- _Requirement_:
Leave out the images and set down the records below exactly.

- _Listed entries_:
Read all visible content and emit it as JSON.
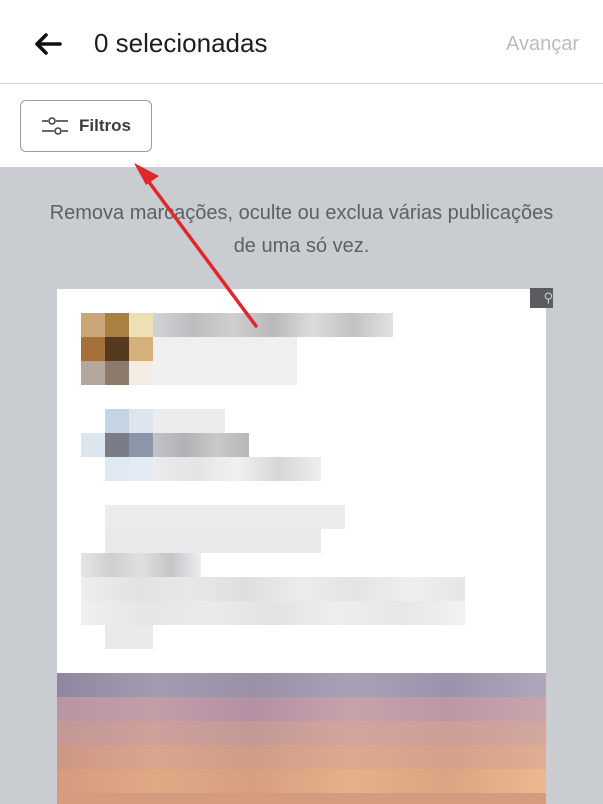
{
  "header": {
    "back_icon": "arrow-left-icon",
    "title": "0 selecionadas",
    "next_label": "Avançar"
  },
  "filter": {
    "icon": "sliders-icon",
    "label": "Filtros"
  },
  "info": {
    "text": "Remova marcações, oculte ou exclua várias publicações de uma só vez."
  },
  "colors": {
    "annotation_arrow": "#e0272a",
    "background_gray": "#c9ccd1",
    "next_disabled": "#b8bcc2"
  }
}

- _Exercise output_:
Read all visible content and emit it as JSON.
{
  "header": {
    "back_icon": "arrow-left-icon",
    "title": "0 selecionadas",
    "next_label": "Avançar"
  },
  "filter": {
    "icon": "sliders-icon",
    "label": "Filtros"
  },
  "info": {
    "text": "Remova marcações, oculte ou exclua várias publicações de uma só vez."
  },
  "colors": {
    "annotation_arrow": "#e0272a",
    "background_gray": "#c9ccd1",
    "next_disabled": "#b8bcc2"
  }
}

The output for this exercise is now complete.